• WORK REQUIRED: Exactly reproduce each line of the listing that follows.

Content starts

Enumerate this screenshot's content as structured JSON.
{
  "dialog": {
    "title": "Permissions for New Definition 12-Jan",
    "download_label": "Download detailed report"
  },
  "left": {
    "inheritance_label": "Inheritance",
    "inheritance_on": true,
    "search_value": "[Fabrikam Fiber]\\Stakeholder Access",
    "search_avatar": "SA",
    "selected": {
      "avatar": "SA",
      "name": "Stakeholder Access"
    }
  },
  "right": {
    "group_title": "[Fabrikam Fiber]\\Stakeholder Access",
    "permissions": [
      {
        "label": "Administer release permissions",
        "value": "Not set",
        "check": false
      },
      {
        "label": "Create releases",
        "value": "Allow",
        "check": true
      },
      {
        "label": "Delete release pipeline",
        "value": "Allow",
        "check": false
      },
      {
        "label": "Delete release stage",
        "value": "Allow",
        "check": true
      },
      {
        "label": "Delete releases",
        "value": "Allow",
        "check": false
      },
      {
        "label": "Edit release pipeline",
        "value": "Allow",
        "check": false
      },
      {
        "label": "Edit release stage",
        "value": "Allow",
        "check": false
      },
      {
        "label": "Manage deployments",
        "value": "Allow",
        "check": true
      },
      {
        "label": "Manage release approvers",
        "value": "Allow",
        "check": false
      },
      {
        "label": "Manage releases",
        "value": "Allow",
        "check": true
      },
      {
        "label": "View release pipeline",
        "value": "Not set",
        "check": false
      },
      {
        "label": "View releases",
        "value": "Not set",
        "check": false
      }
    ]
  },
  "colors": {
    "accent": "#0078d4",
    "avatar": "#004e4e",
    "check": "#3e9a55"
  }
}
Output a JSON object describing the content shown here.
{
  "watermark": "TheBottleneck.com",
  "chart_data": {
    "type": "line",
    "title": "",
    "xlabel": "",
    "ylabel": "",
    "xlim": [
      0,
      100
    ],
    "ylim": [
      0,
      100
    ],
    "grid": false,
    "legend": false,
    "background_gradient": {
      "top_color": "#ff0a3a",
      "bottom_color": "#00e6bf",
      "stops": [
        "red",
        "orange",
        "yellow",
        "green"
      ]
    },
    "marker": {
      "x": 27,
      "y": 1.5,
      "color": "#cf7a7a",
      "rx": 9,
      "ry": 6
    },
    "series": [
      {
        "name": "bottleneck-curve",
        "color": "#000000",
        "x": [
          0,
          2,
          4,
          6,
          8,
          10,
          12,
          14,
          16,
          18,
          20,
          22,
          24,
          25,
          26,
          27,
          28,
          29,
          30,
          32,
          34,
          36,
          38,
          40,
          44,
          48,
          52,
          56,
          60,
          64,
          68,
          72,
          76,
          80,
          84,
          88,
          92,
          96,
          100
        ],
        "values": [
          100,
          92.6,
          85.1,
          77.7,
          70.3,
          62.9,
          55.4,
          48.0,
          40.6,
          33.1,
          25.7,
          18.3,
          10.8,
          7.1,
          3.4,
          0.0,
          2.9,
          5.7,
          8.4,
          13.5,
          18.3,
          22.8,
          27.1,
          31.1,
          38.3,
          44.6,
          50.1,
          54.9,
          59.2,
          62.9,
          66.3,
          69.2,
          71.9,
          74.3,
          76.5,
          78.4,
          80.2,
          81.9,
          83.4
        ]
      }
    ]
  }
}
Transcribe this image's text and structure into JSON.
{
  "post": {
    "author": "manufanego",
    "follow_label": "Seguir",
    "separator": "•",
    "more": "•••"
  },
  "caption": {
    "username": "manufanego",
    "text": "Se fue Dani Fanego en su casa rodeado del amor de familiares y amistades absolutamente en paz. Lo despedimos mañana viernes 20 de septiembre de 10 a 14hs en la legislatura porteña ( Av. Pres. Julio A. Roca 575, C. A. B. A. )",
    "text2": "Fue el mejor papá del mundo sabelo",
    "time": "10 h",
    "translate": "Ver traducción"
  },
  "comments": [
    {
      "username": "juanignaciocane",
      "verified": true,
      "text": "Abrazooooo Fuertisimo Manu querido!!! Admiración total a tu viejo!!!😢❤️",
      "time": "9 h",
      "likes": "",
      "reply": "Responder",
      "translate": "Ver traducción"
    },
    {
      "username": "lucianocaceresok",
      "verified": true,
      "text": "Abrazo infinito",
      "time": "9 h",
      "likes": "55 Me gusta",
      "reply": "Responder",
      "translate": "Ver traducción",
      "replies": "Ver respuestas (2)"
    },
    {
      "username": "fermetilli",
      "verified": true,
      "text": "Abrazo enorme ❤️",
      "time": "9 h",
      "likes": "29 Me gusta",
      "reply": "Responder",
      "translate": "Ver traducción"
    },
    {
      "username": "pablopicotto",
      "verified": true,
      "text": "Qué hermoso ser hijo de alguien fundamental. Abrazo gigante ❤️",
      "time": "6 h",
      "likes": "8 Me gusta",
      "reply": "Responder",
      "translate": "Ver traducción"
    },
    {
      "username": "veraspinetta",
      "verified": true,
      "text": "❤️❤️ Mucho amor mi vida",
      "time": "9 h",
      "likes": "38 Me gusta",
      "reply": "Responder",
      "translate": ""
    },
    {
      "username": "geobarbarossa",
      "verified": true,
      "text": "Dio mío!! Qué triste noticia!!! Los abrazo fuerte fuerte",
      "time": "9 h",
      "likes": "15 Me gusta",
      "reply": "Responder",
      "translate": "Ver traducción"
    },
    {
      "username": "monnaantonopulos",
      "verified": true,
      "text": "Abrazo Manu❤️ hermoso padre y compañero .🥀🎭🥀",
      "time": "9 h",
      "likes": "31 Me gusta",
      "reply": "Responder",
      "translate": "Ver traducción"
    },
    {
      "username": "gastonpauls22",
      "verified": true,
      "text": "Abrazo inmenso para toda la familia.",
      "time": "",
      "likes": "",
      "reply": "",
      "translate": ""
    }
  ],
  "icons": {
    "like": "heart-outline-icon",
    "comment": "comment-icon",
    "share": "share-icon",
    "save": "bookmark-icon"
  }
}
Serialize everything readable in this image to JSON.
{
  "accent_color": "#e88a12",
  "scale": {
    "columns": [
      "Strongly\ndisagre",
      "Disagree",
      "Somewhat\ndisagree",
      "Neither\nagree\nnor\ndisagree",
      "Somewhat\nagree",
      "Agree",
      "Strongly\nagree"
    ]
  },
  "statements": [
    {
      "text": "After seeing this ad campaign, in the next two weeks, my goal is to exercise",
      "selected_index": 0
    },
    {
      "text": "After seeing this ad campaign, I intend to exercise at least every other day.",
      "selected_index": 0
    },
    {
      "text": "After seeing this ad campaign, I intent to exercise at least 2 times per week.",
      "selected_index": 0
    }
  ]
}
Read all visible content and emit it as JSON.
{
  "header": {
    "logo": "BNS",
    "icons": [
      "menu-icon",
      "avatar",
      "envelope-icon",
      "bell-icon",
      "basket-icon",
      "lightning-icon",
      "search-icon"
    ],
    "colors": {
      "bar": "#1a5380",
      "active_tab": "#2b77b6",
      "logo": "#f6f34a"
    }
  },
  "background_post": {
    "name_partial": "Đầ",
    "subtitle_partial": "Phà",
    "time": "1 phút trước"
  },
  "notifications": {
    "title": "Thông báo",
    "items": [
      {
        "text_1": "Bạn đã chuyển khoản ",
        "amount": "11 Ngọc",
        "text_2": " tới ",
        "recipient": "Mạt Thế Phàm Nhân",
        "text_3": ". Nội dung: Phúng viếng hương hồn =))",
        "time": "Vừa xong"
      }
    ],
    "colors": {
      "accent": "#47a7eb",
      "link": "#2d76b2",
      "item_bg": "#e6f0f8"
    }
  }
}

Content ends

• SOLUTION:
Enumerate this screenshot's content as structured JSON.
{
  "dialog": {
    "title": "Permissions for New Definition 12-Jan",
    "download_label": "Download detailed report"
  },
  "left": {
    "inheritance_label": "Inheritance",
    "inheritance_on": true,
    "search_value": "[Fabrikam Fiber]\\Stakeholder Access",
    "search_avatar": "SA",
    "selected": {
      "avatar": "SA",
      "name": "Stakeholder Access"
    }
  },
  "right": {
    "group_title": "[Fabrikam Fiber]\\Stakeholder Access",
    "permissions": [
      {
        "label": "Administer release permissions",
        "value": "Not set",
        "check": false
      },
      {
        "label": "Create releases",
        "value": "Allow",
        "check": true
      },
      {
        "label": "Delete release pipeline",
        "value": "Allow",
        "check": false
      },
      {
        "label": "Delete release stage",
        "value": "Allow",
        "check": true
      },
      {
        "label": "Delete releases",
        "value": "Allow",
        "check": false
      },
      {
        "label": "Edit release pipeline",
        "value": "Allow",
        "check": false
      },
      {
        "label": "Edit release stage",
        "value": "Allow",
        "check": false
      },
      {
        "label": "Manage deployments",
        "value": "Allow",
        "check": true
      },
      {
        "label": "Manage release approvers",
        "value": "Allow",
        "check": false
      },
      {
        "label": "Manage releases",
        "value": "Allow",
        "check": true
      },
      {
        "label": "View release pipeline",
        "value": "Not set",
        "check": false
      },
      {
        "label": "View releases",
        "value": "Not set",
        "check": false
      }
    ]
  },
  "colors": {
    "accent": "#0078d4",
    "avatar": "#004e4e",
    "check": "#3e9a55"
  }
}
Output a JSON object describing the content shown here.
{
  "watermark": "TheBottleneck.com",
  "chart_data": {
    "type": "line",
    "title": "",
    "xlabel": "",
    "ylabel": "",
    "xlim": [
      0,
      100
    ],
    "ylim": [
      0,
      100
    ],
    "grid": false,
    "legend": false,
    "background_gradient": {
      "top_color": "#ff0a3a",
      "bottom_color": "#00e6bf",
      "stops": [
        "red",
        "orange",
        "yellow",
        "green"
      ]
    },
    "marker": {
      "x": 27,
      "y": 1.5,
      "color": "#cf7a7a",
      "rx": 9,
      "ry": 6
    },
    "series": [
      {
        "name": "bottleneck-curve",
        "color": "#000000",
        "x": [
          0,
          2,
          4,
          6,
          8,
          10,
          12,
          14,
          16,
          18,
          20,
          22,
          24,
          25,
          26,
          27,
          28,
          29,
          30,
          32,
          34,
          36,
          38,
          40,
          44,
          48,
          52,
          56,
          60,
          64,
          68,
          72,
          76,
          80,
          84,
          88,
          92,
          96,
          100
        ],
        "values": [
          100,
          92.6,
          85.1,
          77.7,
          70.3,
          62.9,
          55.4,
          48.0,
          40.6,
          33.1,
          25.7,
          18.3,
          10.8,
          7.1,
          3.4,
          0.0,
          2.9,
          5.7,
          8.4,
          13.5,
          18.3,
          22.8,
          27.1,
          31.1,
          38.3,
          44.6,
          50.1,
          54.9,
          59.2,
          62.9,
          66.3,
          69.2,
          71.9,
          74.3,
          76.5,
          78.4,
          80.2,
          81.9,
          83.4
        ]
      }
    ]
  }
}
Transcribe this image's text and structure into JSON.
{
  "post": {
    "author": "manufanego",
    "follow_label": "Seguir",
    "separator": "•",
    "more": "•••"
  },
  "caption": {
    "username": "manufanego",
    "text": "Se fue Dani Fanego en su casa rodeado del amor de familiares y amistades absolutamente en paz. Lo despedimos mañana viernes 20 de septiembre de 10 a 14hs en la legislatura porteña ( Av. Pres. Julio A. Roca 575, C. A. B. A. )",
    "text2": "Fue el mejor papá del mundo sabelo",
    "time": "10 h",
    "translate": "Ver traducción"
  },
  "comments": [
    {
      "username": "juanignaciocane",
      "verified": true,
      "text": "Abrazooooo Fuertisimo Manu querido!!! Admiración total a tu viejo!!!😢❤️",
      "time": "9 h",
      "likes": "",
      "reply": "Responder",
      "translate": "Ver traducción"
    },
    {
      "username": "lucianocaceresok",
      "verified": true,
      "text": "Abrazo infinito",
      "time": "9 h",
      "likes": "55 Me gusta",
      "reply": "Responder",
      "translate": "Ver traducción",
      "replies": "Ver respuestas (2)"
    },
    {
      "username": "fermetilli",
      "verified": true,
      "text": "Abrazo enorme ❤️",
      "time": "9 h",
      "likes": "29 Me gusta",
      "reply": "Responder",
      "translate": "Ver traducción"
    },
    {
      "username": "pablopicotto",
      "verified": true,
      "text": "Qué hermoso ser hijo de alguien fundamental. Abrazo gigante ❤️",
      "time": "6 h",
      "likes": "8 Me gusta",
      "reply": "Responder",
      "translate": "Ver traducción"
    },
    {
      "username": "veraspinetta",
      "verified": true,
      "text": "❤️❤️ Mucho amor mi vida",
      "time": "9 h",
      "likes": "38 Me gusta",
      "reply": "Responder",
      "translate": ""
    },
    {
      "username": "geobarbarossa",
      "verified": true,
      "text": "Dio mío!! Qué triste noticia!!! Los abrazo fuerte fuerte",
      "time": "9 h",
      "likes": "15 Me gusta",
      "reply": "Responder",
      "translate": "Ver traducción"
    },
    {
      "username": "monnaantonopulos",
      "verified": true,
      "text": "Abrazo Manu❤️ hermoso padre y compañero .🥀🎭🥀",
      "time": "9 h",
      "likes": "31 Me gusta",
      "reply": "Responder",
      "translate": "Ver traducción"
    },
    {
      "username": "gastonpauls22",
      "verified": true,
      "text": "Abrazo inmenso para toda la familia.",
      "time": "",
      "likes": "",
      "reply": "",
      "translate": ""
    }
  ],
  "icons": {
    "like": "heart-outline-icon",
    "comment": "comment-icon",
    "share": "share-icon",
    "save": "bookmark-icon"
  }
}
Serialize everything readable in this image to JSON.
{
  "accent_color": "#e88a12",
  "scale": {
    "columns": [
      "Strongly\ndisagre",
      "Disagree",
      "Somewhat\ndisagree",
      "Neither\nagree\nnor\ndisagree",
      "Somewhat\nagree",
      "Agree",
      "Strongly\nagree"
    ]
  },
  "statements": [
    {
      "text": "After seeing this ad campaign, in the next two weeks, my goal is to exercise",
      "selected_index": 0
    },
    {
      "text": "After seeing this ad campaign, I intend to exercise at least every other day.",
      "selected_index": 0
    },
    {
      "text": "After seeing this ad campaign, I intent to exercise at least 2 times per week.",
      "selected_index": 0
    }
  ]
}
Read all visible content and emit it as JSON.
{
  "header": {
    "logo": "BNS",
    "icons": [
      "menu-icon",
      "avatar",
      "envelope-icon",
      "bell-icon",
      "basket-icon",
      "lightning-icon",
      "search-icon"
    ],
    "colors": {
      "bar": "#1a5380",
      "active_tab": "#2b77b6",
      "logo": "#f6f34a"
    }
  },
  "background_post": {
    "name_partial": "Đầ",
    "subtitle_partial": "Phà",
    "time": "1 phút trước"
  },
  "notifications": {
    "title": "Thông báo",
    "items": [
      {
        "text_1": "Bạn đã chuyển khoản ",
        "amount": "11 Ngọc",
        "text_2": " tới ",
        "recipient": "Mạt Thế Phàm Nhân",
        "text_3": ". Nội dung: Phúng viếng hương hồn =))",
        "time": "Vừa xong"
      }
    ],
    "colors": {
      "accent": "#47a7eb",
      "link": "#2d76b2",
      "item_bg": "#e6f0f8"
    }
  }
}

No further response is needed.